Last week we tried Brewdog Brewery’s lighter, bottled beers. They ranked well but did not lead to their self-proclaimed beer-volution. Time to get serious. This week, we tackle BrewDog’s bar in Edinburgh.
To start the day, my wife and I toured Edinburgh Castle. The views from its turrets gleamed. The city folded out in a mix of modern and old. Its industrial past and grime woven with green-scaping and Thai restaurants. But Edinburgh Castle echoed a shadow of itself: tired, over-restored, and filled with modern buildings.
Wandering back to our home-stay, we stumbled upon Brew Dog’s Brewery’s bar. It hid below Edinburgh Castle in a cement and steel alley. The small bar door opened to a narrow, windowed hall.
Inside felt like Edinburgh: part modern and stainless, but cosy with couches, wood tables, and a bar made of high school gym floor boards. Parched, we ordered from the chalkboard of ridiculous, I mean, rebelliously titled beers.
First pint: BrewDog’s “Alice Porter”:
It looked like a black stallion with invisibly microscopic fizz and a lace-thin, cream-colored head. Aromas rose with medium plus intensity, smelling of creme brûlée (they add vanilla), perky cedar or pine, and salty soy.
The palate was dry, sparked by extra acidity, medium tannin, medium alcohol 6.2% and a medium plus body. The texture felt rich and frothy, like a bushy beard. Vibrant flavors would smack the unaware with fresh raspberry, caramel filled chocolate, toasted coffee, and soy on the finish. The length was medium plus. All told, Alice Porter was very good beer (4 of 5).
Next, BrewDog’s banned beer “Dogma”.
The Portman Group -beer’s head mistress- took BrewDog to court for eight months. Their issue: Brewdog’s beer titles breached conduct. Punk IPA, Hop Rocker, Rip Ride sounded too aggressive. But BrewDog won and then brewed this beer. They originally called it “Speedball”, to “give them something worth banning us for”. Portman Group banned it. Then BrewDog re-branded it “Dogma”.
The Dogma is dark brown with small, slow fizz, and a fine, thin beige lace. The aromas lack intensity but resemble burnt toast, burnt toffee, caramel, and raisins. The palate is dry but wonderfully fruity, with little acidity, little tannin, and 7% alcohol making for a beefy body.
Flavors are rich with caramel apple, heather, sticky honey, peaches, and raisin bread. Very complex thanks to adding honey and heather. Medium plus length. Dogma teeters on the edge of outstanding quality (5 of 5). It may reverberate too much alcohol on the finish. It may seem too heavy, creamy, and rich. Where’s the nose? Speedball this is not. But nothing detracts from this pure pleasure.

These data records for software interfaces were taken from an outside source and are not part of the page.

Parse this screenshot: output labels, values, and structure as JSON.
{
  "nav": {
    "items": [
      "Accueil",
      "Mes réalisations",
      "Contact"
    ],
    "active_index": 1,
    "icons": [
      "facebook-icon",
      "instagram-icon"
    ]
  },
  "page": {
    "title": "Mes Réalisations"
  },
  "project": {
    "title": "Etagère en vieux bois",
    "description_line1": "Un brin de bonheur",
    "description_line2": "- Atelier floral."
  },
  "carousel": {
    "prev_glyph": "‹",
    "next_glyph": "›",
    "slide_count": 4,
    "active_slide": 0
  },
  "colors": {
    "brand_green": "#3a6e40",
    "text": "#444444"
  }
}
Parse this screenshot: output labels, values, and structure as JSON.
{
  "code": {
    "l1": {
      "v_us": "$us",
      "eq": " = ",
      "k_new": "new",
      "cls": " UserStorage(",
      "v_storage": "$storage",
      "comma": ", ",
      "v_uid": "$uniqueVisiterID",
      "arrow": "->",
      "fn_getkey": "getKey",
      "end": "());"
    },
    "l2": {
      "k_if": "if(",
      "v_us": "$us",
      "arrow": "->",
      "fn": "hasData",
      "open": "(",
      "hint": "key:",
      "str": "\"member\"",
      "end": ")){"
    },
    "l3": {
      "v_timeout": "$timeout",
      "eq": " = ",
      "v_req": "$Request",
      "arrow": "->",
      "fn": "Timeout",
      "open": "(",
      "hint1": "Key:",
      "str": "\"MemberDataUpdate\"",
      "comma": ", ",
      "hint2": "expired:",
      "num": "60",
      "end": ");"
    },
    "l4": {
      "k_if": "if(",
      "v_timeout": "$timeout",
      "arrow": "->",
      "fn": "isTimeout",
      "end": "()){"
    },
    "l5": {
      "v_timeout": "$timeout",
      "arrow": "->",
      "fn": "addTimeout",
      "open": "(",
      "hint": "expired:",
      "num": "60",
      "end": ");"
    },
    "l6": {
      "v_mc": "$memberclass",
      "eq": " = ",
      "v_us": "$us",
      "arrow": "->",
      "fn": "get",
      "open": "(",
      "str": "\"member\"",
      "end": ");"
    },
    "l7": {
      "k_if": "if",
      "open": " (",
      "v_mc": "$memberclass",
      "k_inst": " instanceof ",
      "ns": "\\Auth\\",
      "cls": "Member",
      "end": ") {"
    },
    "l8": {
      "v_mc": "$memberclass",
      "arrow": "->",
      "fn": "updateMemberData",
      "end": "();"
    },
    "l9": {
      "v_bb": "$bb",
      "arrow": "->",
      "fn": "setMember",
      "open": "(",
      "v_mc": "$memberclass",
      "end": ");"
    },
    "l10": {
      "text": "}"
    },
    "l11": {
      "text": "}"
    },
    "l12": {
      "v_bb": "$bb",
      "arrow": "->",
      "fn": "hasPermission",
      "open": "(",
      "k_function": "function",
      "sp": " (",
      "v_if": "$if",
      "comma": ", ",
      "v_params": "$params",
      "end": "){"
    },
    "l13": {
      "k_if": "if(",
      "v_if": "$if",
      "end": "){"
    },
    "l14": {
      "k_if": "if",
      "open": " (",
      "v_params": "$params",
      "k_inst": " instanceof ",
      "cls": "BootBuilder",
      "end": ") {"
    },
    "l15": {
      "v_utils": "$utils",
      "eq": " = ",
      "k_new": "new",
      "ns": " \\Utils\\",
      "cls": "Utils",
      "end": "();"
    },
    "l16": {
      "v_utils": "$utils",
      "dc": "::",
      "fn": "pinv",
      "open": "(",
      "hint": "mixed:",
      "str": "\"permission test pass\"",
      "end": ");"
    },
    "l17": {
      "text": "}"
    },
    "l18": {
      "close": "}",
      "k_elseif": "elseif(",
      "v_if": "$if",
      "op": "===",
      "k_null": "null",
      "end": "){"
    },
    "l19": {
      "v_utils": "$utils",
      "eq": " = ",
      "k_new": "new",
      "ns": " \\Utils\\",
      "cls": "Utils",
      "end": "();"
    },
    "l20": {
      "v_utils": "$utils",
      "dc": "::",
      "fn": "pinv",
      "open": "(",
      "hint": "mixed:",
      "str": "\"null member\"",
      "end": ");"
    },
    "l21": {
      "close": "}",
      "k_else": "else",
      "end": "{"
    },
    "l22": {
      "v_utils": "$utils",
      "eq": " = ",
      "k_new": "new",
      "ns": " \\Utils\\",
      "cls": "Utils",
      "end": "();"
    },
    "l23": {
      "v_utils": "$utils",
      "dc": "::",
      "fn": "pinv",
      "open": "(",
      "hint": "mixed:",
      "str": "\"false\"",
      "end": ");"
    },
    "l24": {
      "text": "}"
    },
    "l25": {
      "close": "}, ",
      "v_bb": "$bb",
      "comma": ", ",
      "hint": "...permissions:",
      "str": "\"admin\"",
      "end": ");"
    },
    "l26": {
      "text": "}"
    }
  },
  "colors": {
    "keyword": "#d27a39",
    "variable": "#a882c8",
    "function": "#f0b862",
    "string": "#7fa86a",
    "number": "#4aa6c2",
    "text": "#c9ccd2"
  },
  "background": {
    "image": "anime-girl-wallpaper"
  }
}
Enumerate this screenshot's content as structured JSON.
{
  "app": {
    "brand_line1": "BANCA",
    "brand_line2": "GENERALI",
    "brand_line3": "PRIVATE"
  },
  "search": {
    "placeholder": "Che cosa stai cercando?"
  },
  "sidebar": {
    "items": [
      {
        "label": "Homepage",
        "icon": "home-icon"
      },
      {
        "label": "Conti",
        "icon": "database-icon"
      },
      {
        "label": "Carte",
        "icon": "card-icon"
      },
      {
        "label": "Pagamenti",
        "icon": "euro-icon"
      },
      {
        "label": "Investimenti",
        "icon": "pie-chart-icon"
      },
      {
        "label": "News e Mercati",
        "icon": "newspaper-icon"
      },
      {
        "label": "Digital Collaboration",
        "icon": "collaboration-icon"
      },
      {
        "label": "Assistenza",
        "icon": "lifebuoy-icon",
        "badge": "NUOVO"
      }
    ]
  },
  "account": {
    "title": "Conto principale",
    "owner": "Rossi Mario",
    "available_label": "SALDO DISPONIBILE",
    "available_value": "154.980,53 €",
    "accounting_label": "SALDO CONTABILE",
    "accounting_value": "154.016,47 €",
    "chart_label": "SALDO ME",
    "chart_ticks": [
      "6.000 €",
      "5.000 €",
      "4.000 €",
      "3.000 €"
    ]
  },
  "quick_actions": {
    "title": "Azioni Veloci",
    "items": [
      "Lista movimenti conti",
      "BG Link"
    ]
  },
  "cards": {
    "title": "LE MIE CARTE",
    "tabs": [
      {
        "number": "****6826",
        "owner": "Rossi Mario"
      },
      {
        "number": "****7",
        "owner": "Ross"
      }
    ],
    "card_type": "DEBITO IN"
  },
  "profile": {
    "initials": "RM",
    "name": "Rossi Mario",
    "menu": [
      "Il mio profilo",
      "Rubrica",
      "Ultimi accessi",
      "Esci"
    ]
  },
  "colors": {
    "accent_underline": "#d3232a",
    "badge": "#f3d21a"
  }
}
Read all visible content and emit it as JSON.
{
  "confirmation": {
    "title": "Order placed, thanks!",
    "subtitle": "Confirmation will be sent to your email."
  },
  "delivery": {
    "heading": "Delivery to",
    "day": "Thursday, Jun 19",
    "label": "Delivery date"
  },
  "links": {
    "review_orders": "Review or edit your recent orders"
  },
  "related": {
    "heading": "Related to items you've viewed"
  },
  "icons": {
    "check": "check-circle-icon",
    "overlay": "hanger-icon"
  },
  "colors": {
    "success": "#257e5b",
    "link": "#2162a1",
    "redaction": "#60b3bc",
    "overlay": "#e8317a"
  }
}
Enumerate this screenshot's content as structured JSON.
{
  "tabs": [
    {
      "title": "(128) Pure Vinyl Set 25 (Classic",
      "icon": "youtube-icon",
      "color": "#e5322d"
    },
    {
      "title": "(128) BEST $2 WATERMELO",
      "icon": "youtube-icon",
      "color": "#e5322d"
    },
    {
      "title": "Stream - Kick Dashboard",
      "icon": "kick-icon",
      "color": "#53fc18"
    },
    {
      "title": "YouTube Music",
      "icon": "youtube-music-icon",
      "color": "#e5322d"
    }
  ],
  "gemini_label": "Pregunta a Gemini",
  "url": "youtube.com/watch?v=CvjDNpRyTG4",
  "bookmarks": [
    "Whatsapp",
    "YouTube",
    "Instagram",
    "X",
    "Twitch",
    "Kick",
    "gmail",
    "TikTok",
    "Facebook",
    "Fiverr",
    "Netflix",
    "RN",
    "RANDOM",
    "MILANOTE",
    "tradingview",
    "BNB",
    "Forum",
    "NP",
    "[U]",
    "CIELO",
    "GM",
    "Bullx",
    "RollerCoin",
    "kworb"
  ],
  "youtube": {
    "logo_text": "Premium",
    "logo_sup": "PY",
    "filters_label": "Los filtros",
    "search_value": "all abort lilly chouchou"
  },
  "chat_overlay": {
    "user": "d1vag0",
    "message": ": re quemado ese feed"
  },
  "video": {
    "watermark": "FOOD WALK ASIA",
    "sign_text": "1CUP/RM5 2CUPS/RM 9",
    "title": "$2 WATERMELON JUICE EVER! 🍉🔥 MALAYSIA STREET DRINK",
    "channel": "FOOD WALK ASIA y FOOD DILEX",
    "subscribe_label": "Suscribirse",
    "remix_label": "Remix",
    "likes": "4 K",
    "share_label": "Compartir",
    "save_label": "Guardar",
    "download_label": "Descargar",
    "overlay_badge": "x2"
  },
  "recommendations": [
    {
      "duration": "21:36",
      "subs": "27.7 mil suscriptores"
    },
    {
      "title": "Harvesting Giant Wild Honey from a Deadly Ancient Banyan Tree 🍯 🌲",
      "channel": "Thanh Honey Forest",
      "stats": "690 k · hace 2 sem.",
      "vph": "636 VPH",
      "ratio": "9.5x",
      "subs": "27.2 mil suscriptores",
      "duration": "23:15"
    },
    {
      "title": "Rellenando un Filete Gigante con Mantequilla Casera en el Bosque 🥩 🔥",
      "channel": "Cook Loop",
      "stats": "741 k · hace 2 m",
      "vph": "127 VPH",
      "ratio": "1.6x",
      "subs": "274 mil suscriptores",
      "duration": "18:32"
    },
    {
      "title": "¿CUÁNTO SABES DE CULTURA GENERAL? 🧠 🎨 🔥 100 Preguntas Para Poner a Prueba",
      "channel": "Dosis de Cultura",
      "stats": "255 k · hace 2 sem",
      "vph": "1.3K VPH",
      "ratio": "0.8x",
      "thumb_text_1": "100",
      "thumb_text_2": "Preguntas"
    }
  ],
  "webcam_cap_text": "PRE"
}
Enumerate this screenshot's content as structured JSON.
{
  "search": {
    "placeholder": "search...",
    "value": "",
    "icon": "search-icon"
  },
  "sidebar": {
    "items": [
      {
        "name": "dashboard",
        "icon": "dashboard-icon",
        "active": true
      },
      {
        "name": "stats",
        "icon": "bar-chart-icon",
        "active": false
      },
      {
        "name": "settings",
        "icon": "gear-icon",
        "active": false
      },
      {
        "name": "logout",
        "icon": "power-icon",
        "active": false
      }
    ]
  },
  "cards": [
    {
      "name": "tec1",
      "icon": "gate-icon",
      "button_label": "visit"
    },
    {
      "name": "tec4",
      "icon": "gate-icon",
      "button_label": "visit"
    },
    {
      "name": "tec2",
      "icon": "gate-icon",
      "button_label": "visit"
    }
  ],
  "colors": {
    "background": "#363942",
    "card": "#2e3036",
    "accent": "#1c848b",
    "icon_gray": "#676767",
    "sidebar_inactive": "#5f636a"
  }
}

Next, BrewDog’s: “Libertine Black Ale”:
This was dark IPA, with a red core and a thin, cream-colored head. Aromas of charred wood and bitter black chocolate were far more intense here.
The Libertine Black Ale felt far less fruity. The acidity was up but average. Bitterness was greater. The alcohol ain’t for wimps at a hefty 7%. This was big beer with medium plus body. Flavors again didn’t leave room to think, with medium plus intensity congeners of black chocolate, cocoa nibs, beach wood fire, hint of warm caramel in back. Medium plus length. Very good (4 of 5). Lovely char.
Starving and dizzy from the intense flavors (and alcohol), we meandered into The Piemaker: a small café devoted to reviving the Cornish Pasty (pronounced “paahstee”).
Full of glee and curried veg wrapped in pastry dough, we ambled in and out of the endless thrift/charity shops full of crap, grab four packaged tomatoes and pasta at Tesco, and crawled back into our closet-sized bedroom at our home stay.
Check in next week when we return to the BrewDog for a special International Competition tasting.